WorkMax TIME, FORMS, and ASSETS by AboutTime Technologies Enriches Integration with Top Construction Accounting Systems and ERPs

Clones accounting system project cost and organizational structure for accurate daily job costs to minimize reallocations with Permission Profiles

(Payson, UT – May 14, 2019) AboutTime Technologies, a 16-year veteran of on-premise and cloud- based mobile resource management, today announces that it has expanded its integration with the top construction accounting systems and ERPs with WorkMax TIME, FORMS, and ASSETS. WorkMax is an easy-to-use cloud-based platform for employee time tracking, mobile forms, and asset tracking that allows project-based businesses to manage each of their mobile resources all in one place.

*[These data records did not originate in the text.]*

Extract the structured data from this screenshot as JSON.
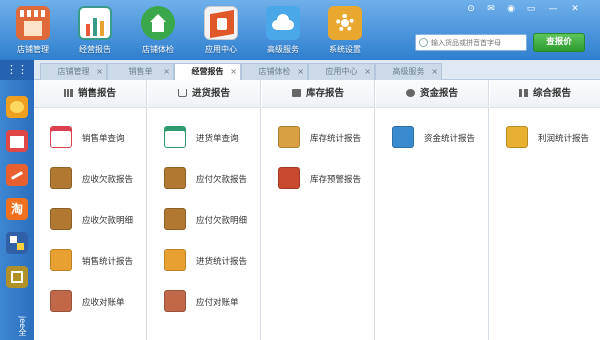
{
  "toolbar": {
    "buttons": [
      {
        "label": "店铺管理",
        "icon": "storefront-icon",
        "color": "#e06a3a"
      },
      {
        "label": "经营报告",
        "icon": "report-clipboard-icon",
        "color": "#3a9a8a"
      },
      {
        "label": "店铺体检",
        "icon": "home-check-icon",
        "color": "#3aa84a"
      },
      {
        "label": "应用中心",
        "icon": "app-center-icon",
        "color": "#e0572a"
      },
      {
        "label": "高级服务",
        "icon": "cloud-icon",
        "color": "#4aa8e8"
      },
      {
        "label": "系统设置",
        "icon": "gear-icon",
        "color": "#e8a830"
      }
    ],
    "search_placeholder": "输入货品或拼音首字母",
    "search_button": "查报价",
    "window_controls": [
      "⊙",
      "✉",
      "◉",
      "▭",
      "—",
      "✕"
    ]
  },
  "tabs": [
    {
      "label": "店铺管理",
      "active": false
    },
    {
      "label": "销售单",
      "active": false
    },
    {
      "label": "经营报告",
      "active": true
    },
    {
      "label": "店铺体检",
      "active": false
    },
    {
      "label": "应用中心",
      "active": false
    },
    {
      "label": "高级服务",
      "active": false
    }
  ],
  "tab_close": "×",
  "sidebar": {
    "grid_icon": "⋮⋮",
    "items": [
      {
        "icon": "coins-icon",
        "color": "#f0a020"
      },
      {
        "icon": "calendar-icon",
        "color": "#e04848"
      },
      {
        "icon": "chart-icon",
        "color": "#e86030"
      },
      {
        "icon": "taobao-icon",
        "color": "#f07020",
        "text": "淘"
      },
      {
        "icon": "puzzle-icon",
        "color": "#3060a8"
      },
      {
        "icon": "ledger-icon",
        "color": "#b09028"
      }
    ],
    "vertical_text": "jee全"
  },
  "columns": [
    {
      "title": "销售报告",
      "icon": "bar-chart-icon",
      "items": [
        {
          "label": "销售单查询",
          "icon": "sales-query-icon",
          "color": "#d94050"
        },
        {
          "label": "应收欠款报告",
          "icon": "receivable-report-icon",
          "color": "#b07830"
        },
        {
          "label": "应收欠款明细",
          "icon": "receivable-detail-icon",
          "color": "#b07830"
        },
        {
          "label": "销售统计报告",
          "icon": "sales-stats-icon",
          "color": "#e8a030"
        },
        {
          "label": "应收对账单",
          "icon": "receivable-statement-icon",
          "color": "#c06848"
        }
      ]
    },
    {
      "title": "进货报告",
      "icon": "cart-icon",
      "items": [
        {
          "label": "进货单查询",
          "icon": "purchase-query-icon",
          "color": "#2e9a6e"
        },
        {
          "label": "应付欠款报告",
          "icon": "payable-report-icon",
          "color": "#b07830"
        },
        {
          "label": "应付欠款明细",
          "icon": "payable-detail-icon",
          "color": "#b07830"
        },
        {
          "label": "进货统计报告",
          "icon": "purchase-stats-icon",
          "color": "#e8a030"
        },
        {
          "label": "应付对账单",
          "icon": "payable-statement-icon",
          "color": "#c06848"
        }
      ]
    },
    {
      "title": "库存报告",
      "icon": "inventory-icon",
      "items": [
        {
          "label": "库存统计报告",
          "icon": "stock-stats-icon",
          "color": "#d8a040"
        },
        {
          "label": "库存预警报告",
          "icon": "stock-warning-icon",
          "color": "#c84830"
        }
      ]
    },
    {
      "title": "资金报告",
      "icon": "funds-icon",
      "items": [
        {
          "label": "资金统计报告",
          "icon": "funds-stats-icon",
          "color": "#3a8ad0"
        }
      ]
    },
    {
      "title": "综合报告",
      "icon": "grid-icon",
      "items": [
        {
          "label": "利润统计报告",
          "icon": "profit-stats-icon",
          "color": "#e8b030"
        }
      ]
    }
  ]
}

Permissions Profiles allow businesses to accurately track daily job costs and drastically reduce reallocations or adjustments to job costs after-the-fact. Permission Profiles allow users to create a unique profile with a set of individual permissions that can automatically be assigned to new employees. Most project-based businesses have hundreds, if not thousands of cost codes or tasks to track a project’s job costs and completed work. Permission Profiles determine what employees see when they’re entering their completed work and labor hours. This ensures that they are assigning their labor to the right jobs, projects, locations, tasks, cost codes, or assets. With Permission Profiles, employees can only select tasks or cost codes that are part of the appropriate project cost structure based on what’s been set up in the business’ accounting system or ERP.

Permission Profiles can also restrict which mobile forms are visible to employees in the WorkMax application. Only the employees that need to complete the mobile forms are able to view them and saves the employee’s time instead of searching for the mobile forms they need to complete. Permission Profiles can be set up to automatically apply permissions to track more than employees, jobs, cost codes/tasks, devices, assets, and forms by creating or importing custom list items. Custom lists provide businesses with the flexibility to track whatever they need. Examples of custom lists include employee leave codes, certified classes, or per diem allowances.

“We kept hearing that project-based businesses spent too much time reallocating job costs due to data entry errors by field employees. The bigger the list of jobs or cost codes the more adjustments they had to make in their accounting system or ERP. Also, the project job costs and completed work was always out-of-date. We looked at the data visibility goals that our customers wanted to achieve in their accounting systems and ERPs for job cost accuracy and mirrored those options in WorkMax. With Permission Profiles, we gave them an easy way to get the right data to the right employees at the right time for real-time accurate project job costs,” said Ryan Remkes, chief executive officer of AboutTime Technologies.

WorkMax has powerful and robust integrations with the top construction accounting and ERP systems including:

For a full list of all of the accounting, ERP, payroll, and HR systems that WorkMax integrates with click here. To learn more about WorkMax’s Permission Profiles, click here to view the video.